**Instructions to follow**
The records that follow must be repeated exactly, minus the images.

Dataset excerpts:
┄┄┄┄┄┄
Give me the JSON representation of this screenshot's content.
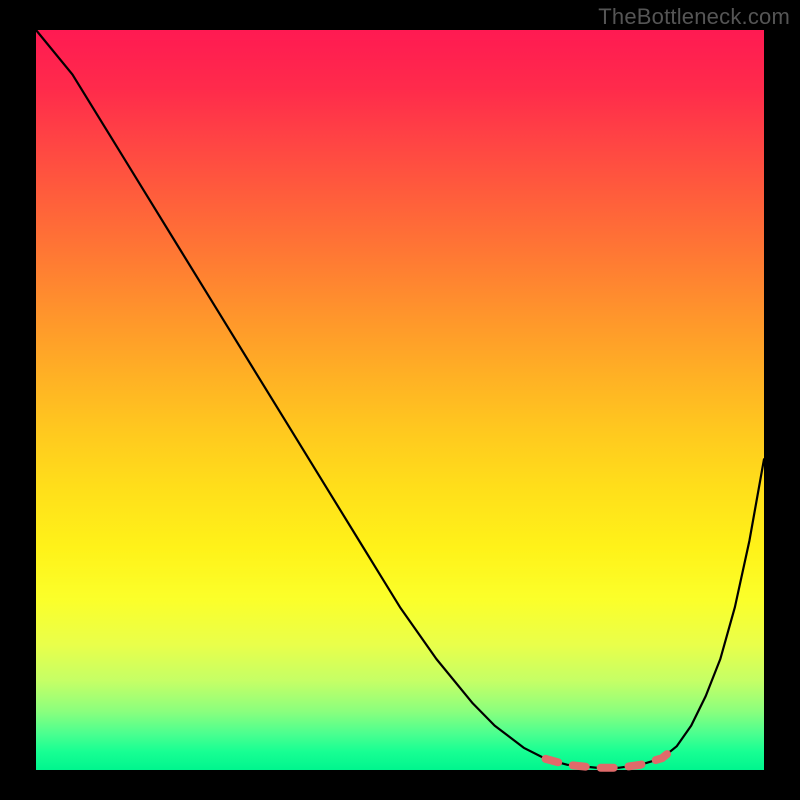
{
  "watermark": "TheBottleneck.com",
  "chart_data": {
    "type": "line",
    "title": "",
    "xlabel": "",
    "ylabel": "",
    "xlim": [
      0,
      100
    ],
    "ylim": [
      0,
      100
    ],
    "grid": false,
    "series": [
      {
        "name": "curve",
        "x": [
          0,
          5,
          10,
          15,
          20,
          25,
          30,
          35,
          40,
          45,
          50,
          55,
          60,
          63,
          67,
          70,
          73,
          77,
          80,
          83,
          86,
          88,
          90,
          92,
          94,
          96,
          98,
          100
        ],
        "y": [
          100,
          94,
          86,
          78,
          70,
          62,
          54,
          46,
          38,
          30,
          22,
          15,
          9,
          6,
          3,
          1.5,
          0.7,
          0.3,
          0.3,
          0.7,
          1.6,
          3.2,
          6,
          10,
          15,
          22,
          31,
          42
        ]
      }
    ],
    "annotations": [
      {
        "name": "min-region-dash",
        "x_range": [
          70,
          88
        ],
        "y_approx": 0.5
      }
    ]
  }
}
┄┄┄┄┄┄
**Answer below**
Give me the JSON representation of this screenshot's content.
{
  "watermark": "TheBottleneck.com",
  "chart_data": {
    "type": "line",
    "title": "",
    "xlabel": "",
    "ylabel": "",
    "xlim": [
      0,
      100
    ],
    "ylim": [
      0,
      100
    ],
    "grid": false,
    "series": [
      {
        "name": "curve",
        "x": [
          0,
          5,
          10,
          15,
          20,
          25,
          30,
          35,
          40,
          45,
          50,
          55,
          60,
          63,
          67,
          70,
          73,
          77,
          80,
          83,
          86,
          88,
          90,
          92,
          94,
          96,
          98,
          100
        ],
        "y": [
          100,
          94,
          86,
          78,
          70,
          62,
          54,
          46,
          38,
          30,
          22,
          15,
          9,
          6,
          3,
          1.5,
          0.7,
          0.3,
          0.3,
          0.7,
          1.6,
          3.2,
          6,
          10,
          15,
          22,
          31,
          42
        ]
      }
    ],
    "annotations": [
      {
        "name": "min-region-dash",
        "x_range": [
          70,
          88
        ],
        "y_approx": 0.5
      }
    ]
  }
}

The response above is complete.